ASSIGNMENT:
Copy out each line of the data that holds the word "this".

*** Opening of GIVEN DATA ***

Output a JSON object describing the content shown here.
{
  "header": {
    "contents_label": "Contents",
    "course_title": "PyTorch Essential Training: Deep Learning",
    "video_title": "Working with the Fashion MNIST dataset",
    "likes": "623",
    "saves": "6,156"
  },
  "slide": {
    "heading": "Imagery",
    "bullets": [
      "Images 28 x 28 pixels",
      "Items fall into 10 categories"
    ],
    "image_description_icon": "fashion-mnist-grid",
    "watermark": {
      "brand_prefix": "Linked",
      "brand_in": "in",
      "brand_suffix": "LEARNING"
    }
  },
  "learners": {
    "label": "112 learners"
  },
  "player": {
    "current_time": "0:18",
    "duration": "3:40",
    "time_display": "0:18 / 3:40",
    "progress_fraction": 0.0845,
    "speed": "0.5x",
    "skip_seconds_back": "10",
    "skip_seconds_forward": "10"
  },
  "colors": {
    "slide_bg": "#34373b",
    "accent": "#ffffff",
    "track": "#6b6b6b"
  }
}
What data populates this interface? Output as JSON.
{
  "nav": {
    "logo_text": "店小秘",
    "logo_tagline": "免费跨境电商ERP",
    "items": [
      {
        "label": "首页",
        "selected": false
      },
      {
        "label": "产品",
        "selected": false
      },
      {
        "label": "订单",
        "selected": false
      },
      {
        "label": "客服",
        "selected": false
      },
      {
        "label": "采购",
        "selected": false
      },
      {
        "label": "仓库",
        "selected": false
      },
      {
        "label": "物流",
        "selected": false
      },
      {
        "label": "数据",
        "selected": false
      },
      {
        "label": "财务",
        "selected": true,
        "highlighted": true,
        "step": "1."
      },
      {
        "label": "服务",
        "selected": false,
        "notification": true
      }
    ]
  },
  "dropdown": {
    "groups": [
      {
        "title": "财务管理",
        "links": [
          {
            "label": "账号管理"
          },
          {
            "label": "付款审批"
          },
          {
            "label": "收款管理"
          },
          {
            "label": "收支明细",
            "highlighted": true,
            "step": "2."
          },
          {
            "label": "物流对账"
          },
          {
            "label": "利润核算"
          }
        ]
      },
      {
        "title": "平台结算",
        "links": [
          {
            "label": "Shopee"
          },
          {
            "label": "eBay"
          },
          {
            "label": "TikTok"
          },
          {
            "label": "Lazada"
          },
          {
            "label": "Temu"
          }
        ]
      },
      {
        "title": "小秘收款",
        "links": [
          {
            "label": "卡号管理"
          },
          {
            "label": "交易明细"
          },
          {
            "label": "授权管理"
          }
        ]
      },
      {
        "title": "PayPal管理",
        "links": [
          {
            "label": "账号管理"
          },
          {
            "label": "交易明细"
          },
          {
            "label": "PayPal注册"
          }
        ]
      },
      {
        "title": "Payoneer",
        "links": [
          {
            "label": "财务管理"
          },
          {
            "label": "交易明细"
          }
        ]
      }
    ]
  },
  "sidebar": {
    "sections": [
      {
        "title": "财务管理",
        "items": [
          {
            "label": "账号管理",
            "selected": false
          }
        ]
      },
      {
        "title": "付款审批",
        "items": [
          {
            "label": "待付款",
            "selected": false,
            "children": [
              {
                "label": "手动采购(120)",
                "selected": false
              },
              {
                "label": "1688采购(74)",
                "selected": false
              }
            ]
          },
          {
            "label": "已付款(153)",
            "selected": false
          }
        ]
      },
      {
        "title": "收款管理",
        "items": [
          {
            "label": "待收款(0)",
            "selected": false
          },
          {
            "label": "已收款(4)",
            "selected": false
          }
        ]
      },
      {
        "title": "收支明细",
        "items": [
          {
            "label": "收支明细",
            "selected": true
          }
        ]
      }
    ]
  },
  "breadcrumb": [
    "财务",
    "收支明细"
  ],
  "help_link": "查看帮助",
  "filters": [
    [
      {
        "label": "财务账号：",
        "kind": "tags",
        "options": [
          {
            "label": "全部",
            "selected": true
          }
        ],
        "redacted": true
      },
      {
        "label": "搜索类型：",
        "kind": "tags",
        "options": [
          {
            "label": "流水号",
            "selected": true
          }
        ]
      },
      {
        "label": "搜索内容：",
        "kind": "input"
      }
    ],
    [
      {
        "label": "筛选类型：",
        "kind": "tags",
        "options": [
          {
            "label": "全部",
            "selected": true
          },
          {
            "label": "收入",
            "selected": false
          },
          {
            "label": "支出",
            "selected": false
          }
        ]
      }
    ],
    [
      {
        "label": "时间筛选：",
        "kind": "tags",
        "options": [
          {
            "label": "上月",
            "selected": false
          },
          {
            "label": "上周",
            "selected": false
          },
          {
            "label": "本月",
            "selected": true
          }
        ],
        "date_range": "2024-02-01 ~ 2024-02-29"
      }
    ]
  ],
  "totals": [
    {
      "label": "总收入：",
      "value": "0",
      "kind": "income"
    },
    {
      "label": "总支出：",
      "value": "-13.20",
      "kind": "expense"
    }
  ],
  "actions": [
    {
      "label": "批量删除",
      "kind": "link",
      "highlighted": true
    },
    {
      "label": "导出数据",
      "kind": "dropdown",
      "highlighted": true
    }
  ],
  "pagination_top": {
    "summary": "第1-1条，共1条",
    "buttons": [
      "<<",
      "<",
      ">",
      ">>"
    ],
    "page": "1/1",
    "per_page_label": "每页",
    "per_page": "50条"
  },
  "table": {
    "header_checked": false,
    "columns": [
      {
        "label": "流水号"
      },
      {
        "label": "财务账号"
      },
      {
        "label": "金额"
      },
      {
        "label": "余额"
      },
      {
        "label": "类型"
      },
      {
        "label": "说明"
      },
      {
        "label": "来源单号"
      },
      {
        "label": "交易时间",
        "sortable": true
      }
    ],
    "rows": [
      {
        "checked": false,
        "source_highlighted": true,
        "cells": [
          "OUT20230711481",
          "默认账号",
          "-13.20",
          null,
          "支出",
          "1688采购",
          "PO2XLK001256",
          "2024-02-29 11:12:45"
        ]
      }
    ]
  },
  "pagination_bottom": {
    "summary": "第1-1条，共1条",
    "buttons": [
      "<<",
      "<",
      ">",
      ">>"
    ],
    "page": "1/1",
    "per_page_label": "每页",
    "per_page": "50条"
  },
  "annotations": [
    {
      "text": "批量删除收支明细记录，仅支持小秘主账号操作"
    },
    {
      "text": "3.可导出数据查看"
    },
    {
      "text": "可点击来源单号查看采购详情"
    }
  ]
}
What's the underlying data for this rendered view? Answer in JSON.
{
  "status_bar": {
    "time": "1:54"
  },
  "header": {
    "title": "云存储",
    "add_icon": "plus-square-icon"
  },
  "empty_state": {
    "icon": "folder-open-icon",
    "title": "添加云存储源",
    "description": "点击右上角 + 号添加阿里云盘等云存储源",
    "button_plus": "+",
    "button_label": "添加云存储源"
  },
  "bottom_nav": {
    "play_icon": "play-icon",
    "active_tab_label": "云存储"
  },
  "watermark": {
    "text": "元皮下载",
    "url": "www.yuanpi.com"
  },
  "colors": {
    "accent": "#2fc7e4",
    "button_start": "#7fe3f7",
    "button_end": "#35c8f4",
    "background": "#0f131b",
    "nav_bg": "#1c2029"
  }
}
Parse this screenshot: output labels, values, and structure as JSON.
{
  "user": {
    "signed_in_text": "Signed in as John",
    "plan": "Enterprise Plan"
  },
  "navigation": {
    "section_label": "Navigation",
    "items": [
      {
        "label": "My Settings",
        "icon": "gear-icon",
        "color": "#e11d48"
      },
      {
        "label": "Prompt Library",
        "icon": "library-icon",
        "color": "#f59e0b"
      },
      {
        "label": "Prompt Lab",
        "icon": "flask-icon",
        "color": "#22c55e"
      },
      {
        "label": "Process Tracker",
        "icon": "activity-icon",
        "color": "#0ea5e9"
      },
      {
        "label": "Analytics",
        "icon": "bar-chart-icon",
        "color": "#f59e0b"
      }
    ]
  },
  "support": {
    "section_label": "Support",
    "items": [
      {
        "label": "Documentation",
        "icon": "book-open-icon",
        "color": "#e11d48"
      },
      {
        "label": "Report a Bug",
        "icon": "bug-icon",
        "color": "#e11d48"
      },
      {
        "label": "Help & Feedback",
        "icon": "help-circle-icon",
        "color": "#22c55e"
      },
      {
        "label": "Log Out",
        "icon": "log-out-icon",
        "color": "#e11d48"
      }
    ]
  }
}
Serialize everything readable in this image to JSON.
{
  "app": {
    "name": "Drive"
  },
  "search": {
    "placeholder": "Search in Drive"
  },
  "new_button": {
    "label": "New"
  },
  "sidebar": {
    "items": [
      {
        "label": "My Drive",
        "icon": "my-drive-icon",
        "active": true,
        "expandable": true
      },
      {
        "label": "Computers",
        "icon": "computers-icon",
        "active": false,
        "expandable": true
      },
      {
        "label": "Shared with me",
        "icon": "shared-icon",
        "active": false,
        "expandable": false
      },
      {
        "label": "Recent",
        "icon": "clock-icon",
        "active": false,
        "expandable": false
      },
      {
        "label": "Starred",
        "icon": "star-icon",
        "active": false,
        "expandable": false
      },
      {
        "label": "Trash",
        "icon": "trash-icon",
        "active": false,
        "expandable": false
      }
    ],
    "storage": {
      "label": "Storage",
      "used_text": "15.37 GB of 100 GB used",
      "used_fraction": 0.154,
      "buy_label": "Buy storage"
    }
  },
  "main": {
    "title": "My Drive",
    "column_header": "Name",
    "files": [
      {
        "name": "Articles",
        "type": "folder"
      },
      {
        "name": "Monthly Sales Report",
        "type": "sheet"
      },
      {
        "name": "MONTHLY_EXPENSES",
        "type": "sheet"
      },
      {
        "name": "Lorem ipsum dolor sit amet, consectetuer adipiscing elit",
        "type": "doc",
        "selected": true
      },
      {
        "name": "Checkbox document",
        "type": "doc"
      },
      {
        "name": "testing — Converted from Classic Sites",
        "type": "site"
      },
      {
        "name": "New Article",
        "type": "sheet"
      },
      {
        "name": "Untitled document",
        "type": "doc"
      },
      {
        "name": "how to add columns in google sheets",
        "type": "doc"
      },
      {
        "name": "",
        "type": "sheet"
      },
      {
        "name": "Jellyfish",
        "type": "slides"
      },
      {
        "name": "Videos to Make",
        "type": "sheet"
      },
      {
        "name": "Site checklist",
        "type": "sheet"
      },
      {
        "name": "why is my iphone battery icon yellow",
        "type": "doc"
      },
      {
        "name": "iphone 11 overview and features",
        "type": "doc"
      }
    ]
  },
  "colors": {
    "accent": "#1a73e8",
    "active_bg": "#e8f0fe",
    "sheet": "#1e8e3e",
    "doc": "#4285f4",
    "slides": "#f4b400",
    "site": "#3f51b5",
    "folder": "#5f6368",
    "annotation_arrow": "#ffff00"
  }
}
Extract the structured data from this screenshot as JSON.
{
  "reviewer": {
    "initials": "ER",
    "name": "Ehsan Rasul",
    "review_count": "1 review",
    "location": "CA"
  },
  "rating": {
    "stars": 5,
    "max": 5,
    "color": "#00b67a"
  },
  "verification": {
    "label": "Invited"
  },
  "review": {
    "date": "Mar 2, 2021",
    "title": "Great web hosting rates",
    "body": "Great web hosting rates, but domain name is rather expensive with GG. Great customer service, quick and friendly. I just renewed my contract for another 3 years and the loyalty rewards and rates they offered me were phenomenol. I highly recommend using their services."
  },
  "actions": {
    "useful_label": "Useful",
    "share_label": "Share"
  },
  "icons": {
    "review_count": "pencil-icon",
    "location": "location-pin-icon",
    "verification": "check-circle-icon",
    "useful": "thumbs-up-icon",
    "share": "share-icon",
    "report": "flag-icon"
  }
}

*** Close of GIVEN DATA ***

ANSWER SECTION:
What data populates this interface? Output as JSON.
What's the underlying data for this rendered view? Answer in JSON.
Parse this screenshot: output labels, values, and structure as JSON.
Serialize everything readable in this image to JSON.
Extract the structured data from this screenshot as JSON.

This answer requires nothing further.